** What the task requires **
Restate all entries exactly.

** Dataset records **
%%
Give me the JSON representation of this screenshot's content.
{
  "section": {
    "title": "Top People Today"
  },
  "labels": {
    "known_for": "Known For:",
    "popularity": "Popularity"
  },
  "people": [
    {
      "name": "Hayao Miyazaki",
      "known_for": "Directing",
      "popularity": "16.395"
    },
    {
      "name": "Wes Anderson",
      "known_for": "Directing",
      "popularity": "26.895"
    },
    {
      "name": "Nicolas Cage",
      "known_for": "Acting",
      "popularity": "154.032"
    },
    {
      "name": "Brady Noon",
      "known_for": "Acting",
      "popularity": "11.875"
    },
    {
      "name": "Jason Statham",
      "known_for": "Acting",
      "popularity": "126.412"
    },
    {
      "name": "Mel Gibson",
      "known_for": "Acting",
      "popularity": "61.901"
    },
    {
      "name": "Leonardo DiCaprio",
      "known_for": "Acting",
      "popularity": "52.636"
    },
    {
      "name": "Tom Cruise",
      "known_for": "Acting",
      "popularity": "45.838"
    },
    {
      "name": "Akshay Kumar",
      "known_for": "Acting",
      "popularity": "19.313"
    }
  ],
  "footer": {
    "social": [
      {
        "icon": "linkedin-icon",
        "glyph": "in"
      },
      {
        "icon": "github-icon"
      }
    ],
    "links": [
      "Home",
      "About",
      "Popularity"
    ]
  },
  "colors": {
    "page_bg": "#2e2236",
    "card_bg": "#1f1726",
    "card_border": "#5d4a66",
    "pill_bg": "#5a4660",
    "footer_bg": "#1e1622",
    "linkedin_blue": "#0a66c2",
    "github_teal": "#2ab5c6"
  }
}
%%
** Output of the exercise **
Give me the JSON representation of this screenshot's content.
{
  "section": {
    "title": "Top People Today"
  },
  "labels": {
    "known_for": "Known For:",
    "popularity": "Popularity"
  },
  "people": [
    {
      "name": "Hayao Miyazaki",
      "known_for": "Directing",
      "popularity": "16.395"
    },
    {
      "name": "Wes Anderson",
      "known_for": "Directing",
      "popularity": "26.895"
    },
    {
      "name": "Nicolas Cage",
      "known_for": "Acting",
      "popularity": "154.032"
    },
    {
      "name": "Brady Noon",
      "known_for": "Acting",
      "popularity": "11.875"
    },
    {
      "name": "Jason Statham",
      "known_for": "Acting",
      "popularity": "126.412"
    },
    {
      "name": "Mel Gibson",
      "known_for": "Acting",
      "popularity": "61.901"
    },
    {
      "name": "Leonardo DiCaprio",
      "known_for": "Acting",
      "popularity": "52.636"
    },
    {
      "name": "Tom Cruise",
      "known_for": "Acting",
      "popularity": "45.838"
    },
    {
      "name": "Akshay Kumar",
      "known_for": "Acting",
      "popularity": "19.313"
    }
  ],
  "footer": {
    "social": [
      {
        "icon": "linkedin-icon",
        "glyph": "in"
      },
      {
        "icon": "github-icon"
      }
    ],
    "links": [
      "Home",
      "About",
      "Popularity"
    ]
  },
  "colors": {
    "page_bg": "#2e2236",
    "card_bg": "#1f1726",
    "card_border": "#5d4a66",
    "pill_bg": "#5a4660",
    "footer_bg": "#1e1622",
    "linkedin_blue": "#0a66c2",
    "github_teal": "#2ab5c6"
  }
}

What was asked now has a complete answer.